- Representation by women and minorities nationwide in the legal profession is lower than in most comparable professions. About 35.7 percent of lawyers are women, 4.4 percent are black, 5.6 percent are Hispanic and 4.7 percent are Asian. That compares with accountants and auditors (61.3 percent women, 8.5 percent black, 9.0 percent Hispanic, 10.9 percent Asian), physicians and surgeons (48.2 percent women, 7.5 percent black, 5.9 percent Hispanic, 19.3 percent Asian), and professional and related professions in general (57.0 percent women, 9.8 percent black, 9.0 percent Hispanic, 9.2 percent Asian). (U.S. Bureau of Labor Statistics, 2016)

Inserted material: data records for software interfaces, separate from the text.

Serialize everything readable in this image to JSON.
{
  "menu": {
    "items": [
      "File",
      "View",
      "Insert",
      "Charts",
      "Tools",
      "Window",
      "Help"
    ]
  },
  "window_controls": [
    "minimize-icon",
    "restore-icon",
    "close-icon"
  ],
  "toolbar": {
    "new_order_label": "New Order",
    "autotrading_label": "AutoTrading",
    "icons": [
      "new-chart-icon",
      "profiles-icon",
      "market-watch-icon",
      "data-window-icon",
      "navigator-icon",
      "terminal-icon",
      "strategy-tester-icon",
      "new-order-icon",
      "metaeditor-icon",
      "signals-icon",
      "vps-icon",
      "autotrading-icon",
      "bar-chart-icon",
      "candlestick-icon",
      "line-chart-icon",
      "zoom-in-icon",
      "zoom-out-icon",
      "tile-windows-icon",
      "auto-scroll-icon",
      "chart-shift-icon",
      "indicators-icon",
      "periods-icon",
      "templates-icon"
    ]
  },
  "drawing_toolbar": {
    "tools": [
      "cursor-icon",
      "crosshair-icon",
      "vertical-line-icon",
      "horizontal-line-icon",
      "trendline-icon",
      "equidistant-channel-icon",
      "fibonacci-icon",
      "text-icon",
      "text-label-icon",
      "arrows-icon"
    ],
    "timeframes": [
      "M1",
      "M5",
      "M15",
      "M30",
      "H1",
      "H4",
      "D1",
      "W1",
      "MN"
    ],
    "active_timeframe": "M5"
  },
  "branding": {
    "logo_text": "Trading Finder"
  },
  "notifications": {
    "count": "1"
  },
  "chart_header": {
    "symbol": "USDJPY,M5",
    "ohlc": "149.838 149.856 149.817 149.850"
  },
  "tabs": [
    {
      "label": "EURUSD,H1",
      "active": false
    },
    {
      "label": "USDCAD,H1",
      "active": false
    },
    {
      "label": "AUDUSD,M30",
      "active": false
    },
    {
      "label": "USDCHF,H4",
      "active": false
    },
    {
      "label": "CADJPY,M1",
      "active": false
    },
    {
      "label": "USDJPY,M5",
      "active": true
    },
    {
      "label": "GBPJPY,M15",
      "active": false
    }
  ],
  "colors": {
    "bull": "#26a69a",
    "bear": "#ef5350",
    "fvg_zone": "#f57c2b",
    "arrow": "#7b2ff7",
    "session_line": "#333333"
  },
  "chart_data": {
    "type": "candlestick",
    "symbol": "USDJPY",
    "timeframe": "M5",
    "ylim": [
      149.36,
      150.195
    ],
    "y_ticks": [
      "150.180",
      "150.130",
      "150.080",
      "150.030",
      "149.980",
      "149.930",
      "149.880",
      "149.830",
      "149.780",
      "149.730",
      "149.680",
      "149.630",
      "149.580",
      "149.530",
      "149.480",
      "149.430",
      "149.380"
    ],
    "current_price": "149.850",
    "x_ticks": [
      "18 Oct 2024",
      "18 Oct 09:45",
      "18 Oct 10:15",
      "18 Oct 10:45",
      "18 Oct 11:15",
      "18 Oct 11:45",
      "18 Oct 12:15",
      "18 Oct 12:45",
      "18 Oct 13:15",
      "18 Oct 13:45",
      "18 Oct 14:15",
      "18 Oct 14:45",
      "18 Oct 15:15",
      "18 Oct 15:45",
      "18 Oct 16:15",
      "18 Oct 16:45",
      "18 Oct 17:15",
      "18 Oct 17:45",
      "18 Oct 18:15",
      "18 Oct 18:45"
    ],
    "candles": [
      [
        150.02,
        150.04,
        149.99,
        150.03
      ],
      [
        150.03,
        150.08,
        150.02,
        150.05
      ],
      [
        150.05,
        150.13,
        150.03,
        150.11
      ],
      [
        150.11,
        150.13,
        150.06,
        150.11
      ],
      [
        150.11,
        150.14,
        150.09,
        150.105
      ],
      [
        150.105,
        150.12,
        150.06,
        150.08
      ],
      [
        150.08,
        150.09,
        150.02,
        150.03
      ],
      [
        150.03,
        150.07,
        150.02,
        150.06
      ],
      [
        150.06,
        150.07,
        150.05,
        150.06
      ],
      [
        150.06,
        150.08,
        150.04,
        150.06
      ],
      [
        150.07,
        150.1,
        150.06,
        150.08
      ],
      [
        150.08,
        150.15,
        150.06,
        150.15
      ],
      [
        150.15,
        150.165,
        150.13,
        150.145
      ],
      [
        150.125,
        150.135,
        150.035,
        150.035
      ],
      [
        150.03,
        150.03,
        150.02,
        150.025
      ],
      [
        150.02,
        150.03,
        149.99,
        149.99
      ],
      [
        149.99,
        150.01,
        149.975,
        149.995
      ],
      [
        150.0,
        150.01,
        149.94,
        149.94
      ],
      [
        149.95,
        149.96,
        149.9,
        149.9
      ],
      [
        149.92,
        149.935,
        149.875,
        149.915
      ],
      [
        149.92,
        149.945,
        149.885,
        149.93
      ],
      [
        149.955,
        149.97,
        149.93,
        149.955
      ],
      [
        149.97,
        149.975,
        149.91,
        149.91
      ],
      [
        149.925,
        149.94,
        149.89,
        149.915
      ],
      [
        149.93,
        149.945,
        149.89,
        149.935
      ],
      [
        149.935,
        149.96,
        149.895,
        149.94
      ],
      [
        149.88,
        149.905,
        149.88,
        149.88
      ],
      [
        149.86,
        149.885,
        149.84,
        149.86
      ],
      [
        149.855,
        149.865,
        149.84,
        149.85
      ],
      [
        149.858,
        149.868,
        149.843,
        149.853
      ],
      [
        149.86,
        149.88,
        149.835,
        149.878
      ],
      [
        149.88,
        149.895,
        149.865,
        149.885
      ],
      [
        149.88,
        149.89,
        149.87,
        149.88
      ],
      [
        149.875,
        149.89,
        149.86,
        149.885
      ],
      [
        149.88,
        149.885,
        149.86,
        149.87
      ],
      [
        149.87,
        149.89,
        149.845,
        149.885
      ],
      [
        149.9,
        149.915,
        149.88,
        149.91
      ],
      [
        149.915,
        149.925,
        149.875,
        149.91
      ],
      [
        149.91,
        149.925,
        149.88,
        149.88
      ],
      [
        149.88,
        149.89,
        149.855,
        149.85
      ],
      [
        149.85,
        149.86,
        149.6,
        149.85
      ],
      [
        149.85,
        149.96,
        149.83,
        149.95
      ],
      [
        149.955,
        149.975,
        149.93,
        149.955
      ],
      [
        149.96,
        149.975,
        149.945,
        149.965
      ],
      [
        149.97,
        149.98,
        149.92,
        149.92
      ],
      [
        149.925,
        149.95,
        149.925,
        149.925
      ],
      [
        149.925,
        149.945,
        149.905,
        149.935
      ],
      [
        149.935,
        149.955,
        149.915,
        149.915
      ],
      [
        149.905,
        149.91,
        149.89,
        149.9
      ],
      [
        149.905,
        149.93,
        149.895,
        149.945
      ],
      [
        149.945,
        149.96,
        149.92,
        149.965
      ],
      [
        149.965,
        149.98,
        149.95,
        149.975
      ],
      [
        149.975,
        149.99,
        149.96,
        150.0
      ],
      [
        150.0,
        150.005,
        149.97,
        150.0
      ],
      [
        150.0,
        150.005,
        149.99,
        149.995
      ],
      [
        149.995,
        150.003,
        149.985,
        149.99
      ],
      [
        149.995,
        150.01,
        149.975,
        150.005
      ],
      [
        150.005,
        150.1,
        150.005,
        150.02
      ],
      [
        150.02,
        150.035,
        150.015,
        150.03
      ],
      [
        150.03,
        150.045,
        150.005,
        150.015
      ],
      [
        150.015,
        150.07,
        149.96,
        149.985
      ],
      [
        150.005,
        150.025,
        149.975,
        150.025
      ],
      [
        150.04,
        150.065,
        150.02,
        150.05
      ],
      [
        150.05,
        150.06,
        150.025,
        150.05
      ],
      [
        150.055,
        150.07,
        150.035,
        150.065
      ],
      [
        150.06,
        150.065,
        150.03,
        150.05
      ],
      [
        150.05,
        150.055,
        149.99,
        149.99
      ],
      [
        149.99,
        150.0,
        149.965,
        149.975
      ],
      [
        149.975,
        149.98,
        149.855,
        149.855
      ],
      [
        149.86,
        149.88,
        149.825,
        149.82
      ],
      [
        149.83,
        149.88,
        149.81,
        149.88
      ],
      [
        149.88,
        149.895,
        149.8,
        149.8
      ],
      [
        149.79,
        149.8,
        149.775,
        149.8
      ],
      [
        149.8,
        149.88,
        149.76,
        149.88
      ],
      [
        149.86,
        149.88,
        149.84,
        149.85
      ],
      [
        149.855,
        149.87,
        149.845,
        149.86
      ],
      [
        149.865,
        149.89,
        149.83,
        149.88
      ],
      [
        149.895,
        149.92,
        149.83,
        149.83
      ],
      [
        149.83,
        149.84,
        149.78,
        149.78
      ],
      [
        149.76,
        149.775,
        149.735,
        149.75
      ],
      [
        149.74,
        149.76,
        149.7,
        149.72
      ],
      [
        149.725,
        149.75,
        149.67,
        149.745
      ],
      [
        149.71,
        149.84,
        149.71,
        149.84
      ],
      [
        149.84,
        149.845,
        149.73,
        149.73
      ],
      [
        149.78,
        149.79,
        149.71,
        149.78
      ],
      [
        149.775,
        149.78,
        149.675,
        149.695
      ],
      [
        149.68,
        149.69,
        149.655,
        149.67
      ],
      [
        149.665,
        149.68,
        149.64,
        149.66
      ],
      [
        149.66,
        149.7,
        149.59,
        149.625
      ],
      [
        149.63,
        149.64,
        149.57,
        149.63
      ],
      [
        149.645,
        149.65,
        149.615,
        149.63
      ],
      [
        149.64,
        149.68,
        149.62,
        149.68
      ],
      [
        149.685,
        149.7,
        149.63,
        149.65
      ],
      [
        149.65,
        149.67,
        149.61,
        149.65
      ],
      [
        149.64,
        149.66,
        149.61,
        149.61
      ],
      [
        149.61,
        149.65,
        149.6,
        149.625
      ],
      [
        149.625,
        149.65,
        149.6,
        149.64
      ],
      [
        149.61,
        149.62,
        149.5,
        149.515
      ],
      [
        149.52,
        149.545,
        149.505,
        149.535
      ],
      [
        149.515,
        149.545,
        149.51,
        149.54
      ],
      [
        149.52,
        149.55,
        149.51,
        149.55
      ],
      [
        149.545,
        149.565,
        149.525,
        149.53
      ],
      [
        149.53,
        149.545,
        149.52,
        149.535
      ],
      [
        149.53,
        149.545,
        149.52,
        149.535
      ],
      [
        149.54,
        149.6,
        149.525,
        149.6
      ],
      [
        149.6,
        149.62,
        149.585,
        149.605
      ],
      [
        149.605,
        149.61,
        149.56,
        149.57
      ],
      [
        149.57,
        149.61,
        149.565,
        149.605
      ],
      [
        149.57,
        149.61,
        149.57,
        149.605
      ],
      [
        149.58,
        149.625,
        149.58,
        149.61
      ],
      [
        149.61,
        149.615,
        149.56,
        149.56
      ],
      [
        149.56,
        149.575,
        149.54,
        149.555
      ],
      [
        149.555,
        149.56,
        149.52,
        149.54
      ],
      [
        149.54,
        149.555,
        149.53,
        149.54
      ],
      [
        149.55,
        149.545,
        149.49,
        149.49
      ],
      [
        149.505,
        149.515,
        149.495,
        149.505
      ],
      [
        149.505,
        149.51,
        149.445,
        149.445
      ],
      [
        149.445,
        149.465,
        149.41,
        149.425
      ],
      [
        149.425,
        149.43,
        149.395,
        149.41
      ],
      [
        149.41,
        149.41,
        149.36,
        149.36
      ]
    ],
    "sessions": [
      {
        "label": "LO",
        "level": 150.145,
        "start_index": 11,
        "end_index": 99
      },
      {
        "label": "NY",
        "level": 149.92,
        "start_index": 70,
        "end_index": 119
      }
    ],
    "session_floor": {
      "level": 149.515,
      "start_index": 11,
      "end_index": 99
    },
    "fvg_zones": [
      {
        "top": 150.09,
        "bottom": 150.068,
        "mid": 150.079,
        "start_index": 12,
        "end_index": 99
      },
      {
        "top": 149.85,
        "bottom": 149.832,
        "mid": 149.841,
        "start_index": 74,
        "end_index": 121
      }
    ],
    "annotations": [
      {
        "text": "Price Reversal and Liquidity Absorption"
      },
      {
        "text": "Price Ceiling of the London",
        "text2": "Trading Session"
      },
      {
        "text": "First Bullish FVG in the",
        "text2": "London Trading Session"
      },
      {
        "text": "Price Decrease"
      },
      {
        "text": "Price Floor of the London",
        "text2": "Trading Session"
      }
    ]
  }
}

- Among state trial judges in the United States, 80 percent are white, 7 percent are black, 5 percent are Hispanic and 8 percent are “other.” (“The Gavel Gap,” American Constitution Society, as of December 2014)
- For fall 2016, white students made up 67.4 percent of admitted applicants to ABA-approved law schools; blacks made up 10.7 percent, Hispanics 11.7 percent; and Asians 10.2 percent. Women made up 51 percent. For fall, 2000, the numbers were: 72.1 percent white, 7.4 percent black, 3.6 percent Hispanic, 7.1 percent Asian, and 9.7 percent other or no ethnic identification; 48.9 percent were women. (Law School Admission Council Inc.)
- According to the 2010 Census, Florida’s demographic makeup was 75 percent white, 16 percent black and 2.4 percent Asian. Hispanics made up 22.5 percent of the population.
- In 2016, 84 percent of Florida Bar members were white, 10 percent Hispanic, 3 percent black and 1 percent Asian. In 2006, 89 percent of Bar members were white, 7 percent Hispanic, 2 percent black and 2 percent of another minority. In 1996, 93 percent of Bar members were white, 5 percent Hispanic, 2 percent black and 1 percent of another minority. (Florida Bar Economics and Law Office Management Survey)
- Florida’s two newest public law schools have predominantly minority populations. FAMU’s College of Law’s Fall 2015 entering class was 47 percent black, 17 percent Hispanic and 28 percent non-minority. For 2017, Florida International University College of Law reported that its student body was 56.1 percent Hispanic and 6.9 percent black.
- Minorities are significantly underrepresented as judges in Florida in proportion to their numbers in the general population, making up only 17.5 percent of the 980 judges in the state; 6.4 percent are black, 10.6 percent are Hispanic and 0.4 percent are Asian. (As of February 2017) In 2007, about 15.1 percent of the 990 judges in the state were minorities: 6.7 percent black, 7.4 percent Hispanic and less than 1 percent of another minority group (Office of the State Court Administrator)
- Minority women have made significant gains, from 6.7 percent of all judges in 2007 to 9.4 percent in 2017. (Office of the State Court Administrator)
Prepared by The Florida Bar Public Information and Bar Services Department with assistance from the Public Service Programs Department.
[Updated March 2017]